After seeing the barn shown above, I decided to look for more painted quilts. Lo and behold, it turns out that there are lots in the city of Tillamook, and they are not only on barns. We later learned that in 2009 plans were made to create a Tillamook Quilt Trail. Quilt trails first began in Ohio and are mainly found in the East and in the Midwest sections of the US. The Tillamook Quilt Trail was the first one on the West coast. You can read more about the Tillamook Quilt Trail here.

Here are a few of my favorite Tillamook quilts.

The next quilt was on a wall inside a building.

The next one was in the window of a local florist shop. I'm not sure why they decided to hang it the way they did. In my humble opinion, it would look much better turned 90 degrees counter-clockwise.

I spotted a small road sign on the northern side of town pointing to the Latimer Quilt and Textile Center. Of course, I  wanted to check it out.

I think it's wonderful that the center is housed in an old school. Notice the old school bell on the left side of the photo below.

Inside there were several large rooms. In the West room there were weaving looms, although no one was weaving while we were there. We spotted a woven coverlet on one wall and took a photo of it. It reminds us a lot of one we inherited through Tom's family.

The East room was dedicated mainly to quilt making. This room is one where various guilds can meet. Here are photos of several old quilts that were hanging on the walls.

The next quilt is made entirely of yo-yos. I found a brief history and description of yo-yo quilts along with photos of two yo-yo quilts here.

The Center also has a wonderful textile library and a large exhibit room.

One of the big attractions in Astoria is the Columbia River Maritime Museum where we spent several hours. There was a small scrimshaw exhibit, and I thought you might enjoy seeing some of the items.

Look at the detail on  this ostrich egg!

I also spotted a ditty bag along with some needles and a seam presser.

And then, all too soon, our trip was nearly over. We next headed to Portland to catch our flight home.

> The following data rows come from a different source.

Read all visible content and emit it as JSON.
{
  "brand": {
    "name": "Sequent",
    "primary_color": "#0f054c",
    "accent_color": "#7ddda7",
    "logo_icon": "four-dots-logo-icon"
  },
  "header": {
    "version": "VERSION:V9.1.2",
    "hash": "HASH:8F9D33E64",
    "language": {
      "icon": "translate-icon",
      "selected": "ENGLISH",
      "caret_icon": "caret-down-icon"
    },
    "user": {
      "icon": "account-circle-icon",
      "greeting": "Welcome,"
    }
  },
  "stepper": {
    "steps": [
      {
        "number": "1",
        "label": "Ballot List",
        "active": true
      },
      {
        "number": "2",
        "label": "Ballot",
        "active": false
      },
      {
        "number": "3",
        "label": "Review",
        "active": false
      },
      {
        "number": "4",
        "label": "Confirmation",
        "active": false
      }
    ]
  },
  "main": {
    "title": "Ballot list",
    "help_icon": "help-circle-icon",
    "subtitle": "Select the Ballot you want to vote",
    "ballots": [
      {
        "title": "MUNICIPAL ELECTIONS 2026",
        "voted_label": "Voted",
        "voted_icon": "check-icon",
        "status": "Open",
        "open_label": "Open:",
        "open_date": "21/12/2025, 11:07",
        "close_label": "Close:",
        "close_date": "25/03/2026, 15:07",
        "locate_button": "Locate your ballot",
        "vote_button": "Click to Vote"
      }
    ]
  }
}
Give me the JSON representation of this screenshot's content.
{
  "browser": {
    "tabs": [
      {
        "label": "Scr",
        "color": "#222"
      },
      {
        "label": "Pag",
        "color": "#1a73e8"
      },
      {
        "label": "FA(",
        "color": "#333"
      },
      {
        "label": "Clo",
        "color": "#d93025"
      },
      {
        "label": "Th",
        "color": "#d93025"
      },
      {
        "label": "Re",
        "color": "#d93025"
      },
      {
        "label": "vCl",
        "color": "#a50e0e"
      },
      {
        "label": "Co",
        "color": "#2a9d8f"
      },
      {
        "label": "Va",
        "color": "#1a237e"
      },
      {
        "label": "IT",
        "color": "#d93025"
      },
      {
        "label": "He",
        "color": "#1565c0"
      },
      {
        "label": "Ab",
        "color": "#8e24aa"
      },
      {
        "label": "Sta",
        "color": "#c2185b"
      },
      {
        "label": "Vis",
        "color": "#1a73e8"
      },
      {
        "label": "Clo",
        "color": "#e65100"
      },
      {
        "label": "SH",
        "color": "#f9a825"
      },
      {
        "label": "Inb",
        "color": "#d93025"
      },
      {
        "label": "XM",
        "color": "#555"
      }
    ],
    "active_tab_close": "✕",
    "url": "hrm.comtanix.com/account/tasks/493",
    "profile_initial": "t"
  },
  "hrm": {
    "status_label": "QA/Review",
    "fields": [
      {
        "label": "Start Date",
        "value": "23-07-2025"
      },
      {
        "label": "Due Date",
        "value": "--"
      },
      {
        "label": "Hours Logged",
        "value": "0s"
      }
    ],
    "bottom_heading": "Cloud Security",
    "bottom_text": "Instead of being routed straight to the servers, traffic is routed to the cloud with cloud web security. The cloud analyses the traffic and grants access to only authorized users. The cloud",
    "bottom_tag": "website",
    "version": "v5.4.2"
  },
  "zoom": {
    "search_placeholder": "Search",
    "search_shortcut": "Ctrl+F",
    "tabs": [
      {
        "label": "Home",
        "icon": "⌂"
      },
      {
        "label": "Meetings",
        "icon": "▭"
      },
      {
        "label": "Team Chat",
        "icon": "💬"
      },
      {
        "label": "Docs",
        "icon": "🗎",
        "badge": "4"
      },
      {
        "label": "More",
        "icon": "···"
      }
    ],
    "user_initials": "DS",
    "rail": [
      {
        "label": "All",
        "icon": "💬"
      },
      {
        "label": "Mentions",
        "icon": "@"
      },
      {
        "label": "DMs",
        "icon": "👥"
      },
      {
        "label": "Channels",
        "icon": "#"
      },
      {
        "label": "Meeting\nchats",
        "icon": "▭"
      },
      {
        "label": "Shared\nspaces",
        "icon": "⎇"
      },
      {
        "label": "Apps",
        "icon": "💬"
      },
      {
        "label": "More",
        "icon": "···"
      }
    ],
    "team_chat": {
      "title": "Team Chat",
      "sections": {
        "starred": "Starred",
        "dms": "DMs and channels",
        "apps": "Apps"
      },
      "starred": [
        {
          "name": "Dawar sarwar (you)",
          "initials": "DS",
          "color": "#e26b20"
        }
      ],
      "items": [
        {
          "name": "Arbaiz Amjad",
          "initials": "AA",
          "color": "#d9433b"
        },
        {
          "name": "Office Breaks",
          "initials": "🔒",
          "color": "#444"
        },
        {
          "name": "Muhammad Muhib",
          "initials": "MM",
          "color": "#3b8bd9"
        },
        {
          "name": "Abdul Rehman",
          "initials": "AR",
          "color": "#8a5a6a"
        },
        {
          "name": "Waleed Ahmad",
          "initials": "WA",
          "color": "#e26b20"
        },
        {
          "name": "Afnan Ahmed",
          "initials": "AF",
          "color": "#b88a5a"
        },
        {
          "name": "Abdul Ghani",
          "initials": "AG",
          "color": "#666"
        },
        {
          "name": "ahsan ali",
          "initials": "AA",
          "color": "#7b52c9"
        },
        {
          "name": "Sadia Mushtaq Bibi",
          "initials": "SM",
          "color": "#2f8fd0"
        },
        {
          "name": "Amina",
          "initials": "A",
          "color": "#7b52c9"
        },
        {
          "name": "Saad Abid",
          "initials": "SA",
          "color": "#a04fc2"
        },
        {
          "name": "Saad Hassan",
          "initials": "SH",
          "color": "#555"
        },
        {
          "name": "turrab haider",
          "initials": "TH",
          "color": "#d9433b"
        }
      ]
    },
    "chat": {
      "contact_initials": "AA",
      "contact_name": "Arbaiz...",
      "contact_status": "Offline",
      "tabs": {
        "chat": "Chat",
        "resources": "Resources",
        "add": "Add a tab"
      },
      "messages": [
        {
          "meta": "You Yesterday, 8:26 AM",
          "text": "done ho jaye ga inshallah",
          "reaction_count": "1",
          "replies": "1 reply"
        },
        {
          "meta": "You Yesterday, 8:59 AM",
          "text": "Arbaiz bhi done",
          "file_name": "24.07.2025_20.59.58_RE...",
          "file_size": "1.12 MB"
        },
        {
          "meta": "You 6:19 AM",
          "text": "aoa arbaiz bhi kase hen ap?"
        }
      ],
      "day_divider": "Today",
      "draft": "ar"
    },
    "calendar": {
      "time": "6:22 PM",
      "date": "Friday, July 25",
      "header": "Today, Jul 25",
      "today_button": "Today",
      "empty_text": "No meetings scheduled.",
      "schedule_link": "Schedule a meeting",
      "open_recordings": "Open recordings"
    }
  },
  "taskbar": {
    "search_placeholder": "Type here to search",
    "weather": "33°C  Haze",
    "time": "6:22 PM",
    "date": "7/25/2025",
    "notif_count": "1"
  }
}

We allowed an extra day to visit a needlework shop, Acorns and Threads, to have lunch with friends,  and to visit Powell's Books  (probably the biggest book shop you've ever seen).

In my next blog post I'll show you some photos we took at Acorns and Threads.